### ACTION ITEM:
Exact copies of all the records below should be returned.

### SUPPLIED DATA:
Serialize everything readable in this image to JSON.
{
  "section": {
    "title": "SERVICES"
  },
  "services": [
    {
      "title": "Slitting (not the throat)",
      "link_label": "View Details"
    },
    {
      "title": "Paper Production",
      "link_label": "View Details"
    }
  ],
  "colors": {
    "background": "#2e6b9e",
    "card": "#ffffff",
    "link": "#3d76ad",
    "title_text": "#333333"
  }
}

### RESPONSE TO THIS TASK:
Serialize everything readable in this image to JSON.
{
  "section": {
    "title": "SERVICES"
  },
  "services": [
    {
      "title": "Slitting (not the throat)",
      "link_label": "View Details"
    },
    {
      "title": "Paper Production",
      "link_label": "View Details"
    }
  ],
  "colors": {
    "background": "#2e6b9e",
    "card": "#ffffff",
    "link": "#3d76ad",
    "title_text": "#333333"
  }
}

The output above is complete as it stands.